## INSTRUCTIONS TO FOLLOW
For each line below that holds the string "this", add one to a tally; report that tally alone.

## DATA FOR THE TASK
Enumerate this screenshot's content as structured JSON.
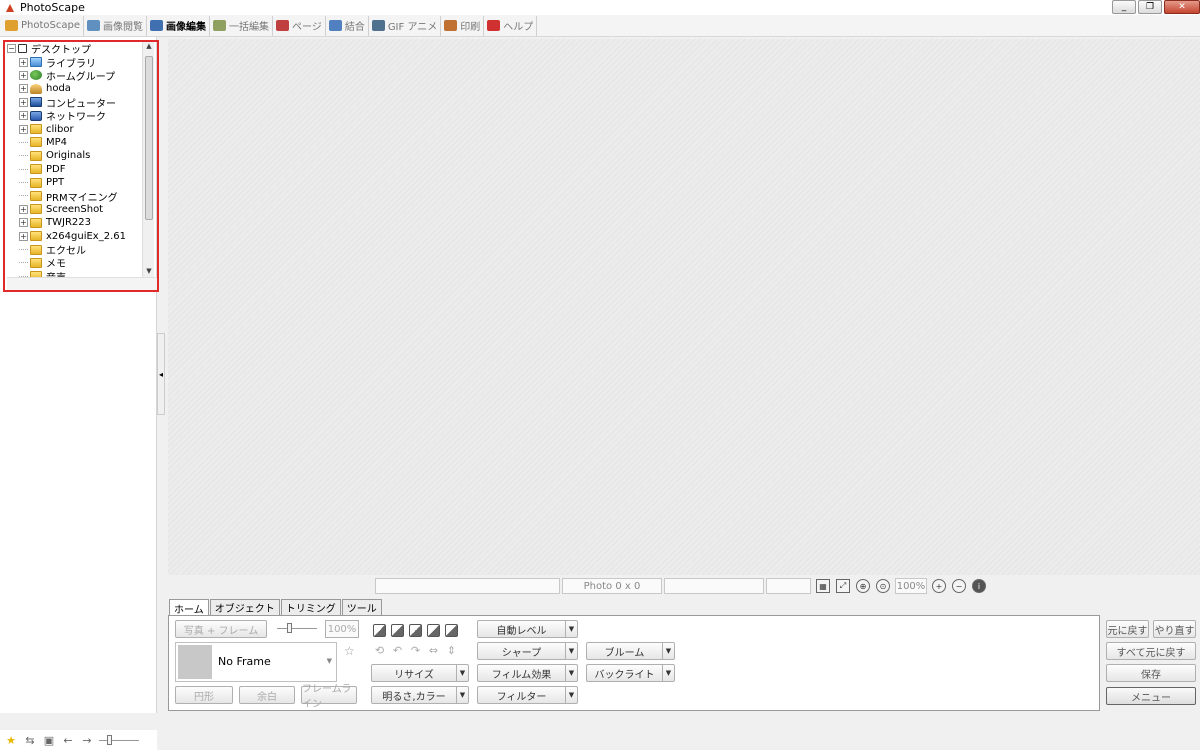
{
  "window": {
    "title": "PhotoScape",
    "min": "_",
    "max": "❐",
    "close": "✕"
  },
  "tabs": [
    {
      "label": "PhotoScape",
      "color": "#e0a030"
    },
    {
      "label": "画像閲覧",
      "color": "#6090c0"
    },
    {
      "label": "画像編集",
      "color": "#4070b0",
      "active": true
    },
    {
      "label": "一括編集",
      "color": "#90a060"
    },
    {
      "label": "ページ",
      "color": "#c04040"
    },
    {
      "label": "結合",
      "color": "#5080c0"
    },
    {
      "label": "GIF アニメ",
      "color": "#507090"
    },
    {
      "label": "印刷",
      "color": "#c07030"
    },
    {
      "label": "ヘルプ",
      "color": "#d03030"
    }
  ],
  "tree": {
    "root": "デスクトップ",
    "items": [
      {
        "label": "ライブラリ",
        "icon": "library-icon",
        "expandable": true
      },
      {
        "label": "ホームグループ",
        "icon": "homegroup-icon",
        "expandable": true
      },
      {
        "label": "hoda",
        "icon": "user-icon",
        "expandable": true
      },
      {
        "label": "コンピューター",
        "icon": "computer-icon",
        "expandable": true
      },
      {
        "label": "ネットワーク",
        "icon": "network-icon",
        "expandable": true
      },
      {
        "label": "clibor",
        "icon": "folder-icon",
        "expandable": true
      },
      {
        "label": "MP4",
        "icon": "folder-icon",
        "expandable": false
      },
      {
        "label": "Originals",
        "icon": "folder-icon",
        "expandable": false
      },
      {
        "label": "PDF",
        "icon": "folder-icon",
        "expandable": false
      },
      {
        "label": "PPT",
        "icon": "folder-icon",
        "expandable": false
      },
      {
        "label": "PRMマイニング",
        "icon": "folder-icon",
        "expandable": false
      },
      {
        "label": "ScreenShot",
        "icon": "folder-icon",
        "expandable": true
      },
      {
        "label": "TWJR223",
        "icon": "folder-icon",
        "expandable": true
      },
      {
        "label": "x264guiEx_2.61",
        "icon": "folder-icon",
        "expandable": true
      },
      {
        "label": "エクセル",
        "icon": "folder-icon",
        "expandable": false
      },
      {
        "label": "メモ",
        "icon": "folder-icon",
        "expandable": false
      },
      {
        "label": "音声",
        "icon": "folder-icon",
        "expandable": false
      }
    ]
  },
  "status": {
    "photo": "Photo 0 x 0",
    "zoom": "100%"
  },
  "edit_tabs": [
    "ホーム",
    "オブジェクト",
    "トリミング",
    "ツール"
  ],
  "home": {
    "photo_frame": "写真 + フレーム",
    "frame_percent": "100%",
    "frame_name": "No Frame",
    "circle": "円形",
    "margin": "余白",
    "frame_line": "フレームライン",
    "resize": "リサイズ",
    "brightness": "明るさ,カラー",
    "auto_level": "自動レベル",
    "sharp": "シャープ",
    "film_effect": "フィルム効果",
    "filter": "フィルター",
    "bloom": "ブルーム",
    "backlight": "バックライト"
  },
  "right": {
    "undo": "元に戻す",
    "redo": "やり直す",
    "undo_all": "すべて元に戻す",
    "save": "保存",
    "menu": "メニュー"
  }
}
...
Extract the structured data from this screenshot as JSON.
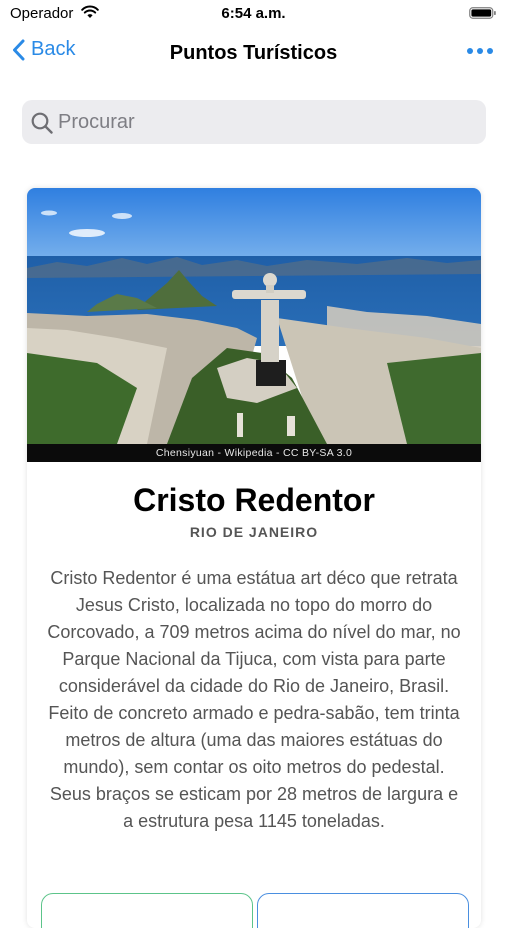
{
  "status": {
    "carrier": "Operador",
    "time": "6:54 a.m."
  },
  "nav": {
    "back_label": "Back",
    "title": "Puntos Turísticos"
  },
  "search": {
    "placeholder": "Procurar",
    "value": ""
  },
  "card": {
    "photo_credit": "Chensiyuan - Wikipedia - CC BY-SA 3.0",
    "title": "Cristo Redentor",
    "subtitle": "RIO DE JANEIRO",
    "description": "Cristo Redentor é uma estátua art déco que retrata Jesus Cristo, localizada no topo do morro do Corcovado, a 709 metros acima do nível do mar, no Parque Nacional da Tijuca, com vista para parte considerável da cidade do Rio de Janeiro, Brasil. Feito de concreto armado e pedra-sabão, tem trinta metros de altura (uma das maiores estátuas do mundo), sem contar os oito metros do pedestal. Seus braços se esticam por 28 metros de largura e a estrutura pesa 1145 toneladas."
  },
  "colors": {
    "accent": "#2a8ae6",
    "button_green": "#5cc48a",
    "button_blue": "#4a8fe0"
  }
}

## TASK SOLUTION
2